This panel focuses on the many biomedical reproductive practices and objects which are often approached as the search for or deviation from a specific family model and which rather suggest the emergence of a multiplicity of practices which develop and expand within, around and beyond kinship.
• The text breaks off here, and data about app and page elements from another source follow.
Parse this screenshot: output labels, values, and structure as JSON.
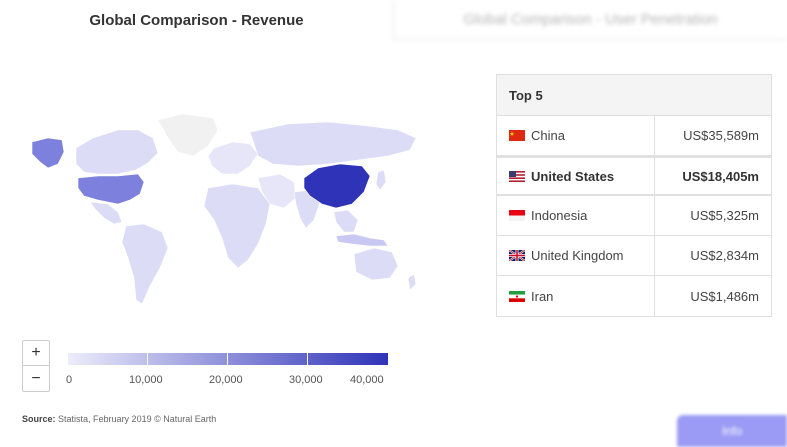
{
  "tabs": [
    {
      "label": "Global Comparison - Revenue",
      "active": true
    },
    {
      "label": "Global Comparison - User Penetration",
      "active": false
    }
  ],
  "colors": {
    "scale_low": "#ececfb",
    "scale_high": "#2f33b8",
    "china": "#2f33b8",
    "united_states": "#7e80de",
    "other_data": "#dcdcf6",
    "no_data": "#f1f1f1"
  },
  "zoom": {
    "in_label": "+",
    "out_label": "−"
  },
  "legend": {
    "ticks": [
      "0",
      "10,000",
      "20,000",
      "30,000",
      "40,000"
    ]
  },
  "source": {
    "label": "Source:",
    "text": "Statista, February 2019 © Natural Earth"
  },
  "top5": {
    "title": "Top 5",
    "rows": [
      {
        "flag": "china-flag-icon",
        "country": "China",
        "value": "US$35,589m",
        "highlight": false
      },
      {
        "flag": "united-states-flag-icon",
        "country": "United States",
        "value": "US$18,405m",
        "highlight": true
      },
      {
        "flag": "indonesia-flag-icon",
        "country": "Indonesia",
        "value": "US$5,325m",
        "highlight": false
      },
      {
        "flag": "united-kingdom-flag-icon",
        "country": "United Kingdom",
        "value": "US$2,834m",
        "highlight": false
      },
      {
        "flag": "iran-flag-icon",
        "country": "Iran",
        "value": "US$1,486m",
        "highlight": false
      }
    ]
  },
  "info_button": {
    "label": "Info"
  }
}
Biomedicalisation of reproduction within contemporary societies has made room for isolation and technological control of different stages of the human reproductive process. Gametes, embryos, foetuses, umbilical cord and breast milk have multiple chances of escaping a given reproductive path and of taking different trajectories. Moreover, reproductive biotechnologies invite medical professionals -e.g. physicians and biologists- and unusual "patients" - donors and surrogates- to inhabit and serve reproductive processes at specific stages. This panel aims at exploring the trajectories through which reproductive biomedicalisation produces experiences of "derivation", "translation", "re-introduction", "superproduction", "transformation", "destruction" and "lateral relationship". Spare embryos, surrogacy, embryo stem cells, cell banks, egg-sharing, cryopreservation, egg-freezing, treatment of early preterm babies are some of the phenomena challenging the biological, temporal, cultural, ethical and socio-economic limits which were until very recently deemed unquestionable. This panel invites a discussion about the many biomedical reproductive practices and objects which are often approached as the search for, consolidation of or deviation from a specific heteronormative dyadic family model and which seem to rather suggest the emergence of a multiplicity of practices which sprout, develop and expand within, around and beyond kinship.